Inhaled nitric oxide use in preterm infants in California neonatal intensive care units

J Perinatol. 2016 Aug;36(8):635-9. doi: 10.1038/jp.2016.49. Epub 2016 Mar 31.


Objective: To describe inhaled nitric oxide (iNO) exposure in preterm infants and variation in neonatal intensive care unit (NICU) use.

Study design: This was a retrospective cohort study of infants, 22 to 33+6/7 weeks of gestational age (GA), during 2005 to 2013. Analyses were stratified by GA and included population characteristics, iNO use over time and hospital variation.
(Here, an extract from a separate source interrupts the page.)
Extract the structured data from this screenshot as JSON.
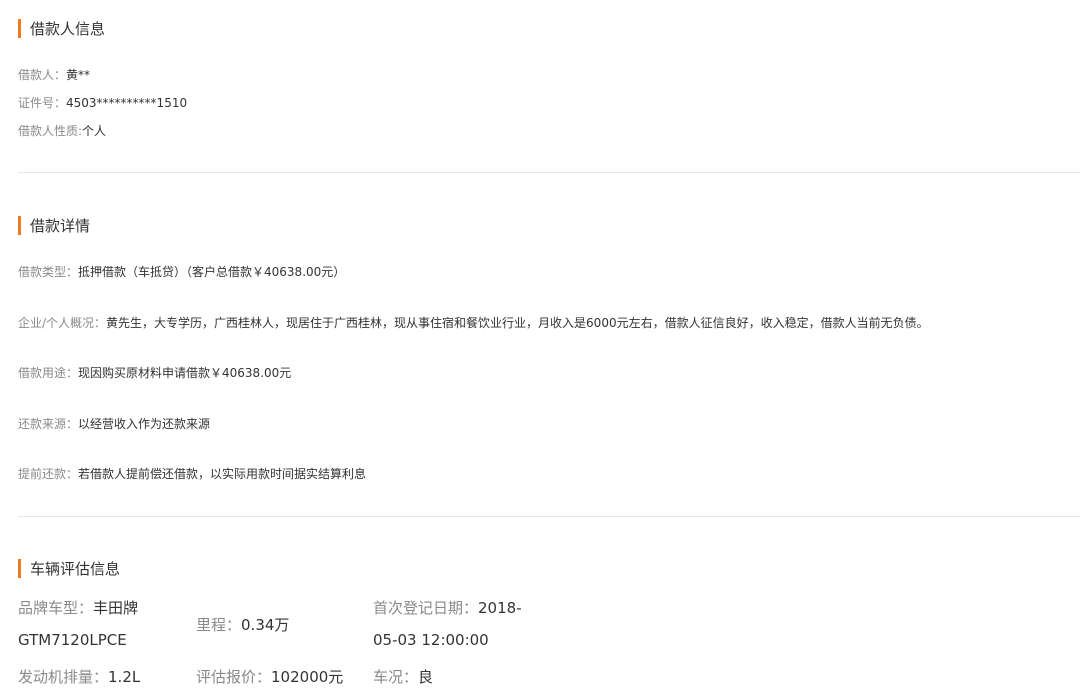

Results: Of the 65 824 infants, 1718 (2.61%) received iNO. Infants, 22 to 24+6/7 weeks of GA, had the highest incidence of iNO exposure (6.54%). Community NICUs (n=77, median hospital use rate 0.7%) used less iNO than regional NICUs (n=23, median hospital use rate 5.8%). In 22 to 24+6/7 weeks of GA infants, the median rate in regional centers was 10.6% (hospital interquartile range 3.8% to 22.6%).

Conclusion: iNO exposure varied with GA and hospital level, with the most use in extremely premature infants and regional centers. Variation reflects a lack of consensus regarding the appropriate use of iNO for preterm infants.

Publication types

  • Research Support, N.I.H., Extramural

MeSH terms

  • Administration, Inhalation
  • Bronchodilator Agents / therapeutic use*
  • California
  • Female
  • Gestational Age
  • Humans
  • Infant, Extremely Premature*
  • Infant, Newborn
  • Infant, Premature, Diseases / drug therapy*
  • Infant, Premature, Diseases / mortality
  • Intensive Care Units, Neonatal*
  • Logistic Models
  • Male
  • Multivariate Analysis
  • Nitric Oxide / therapeutic use*
  • Retrospective Studies


  • Bronchodilator Agents
  • Nitric Oxide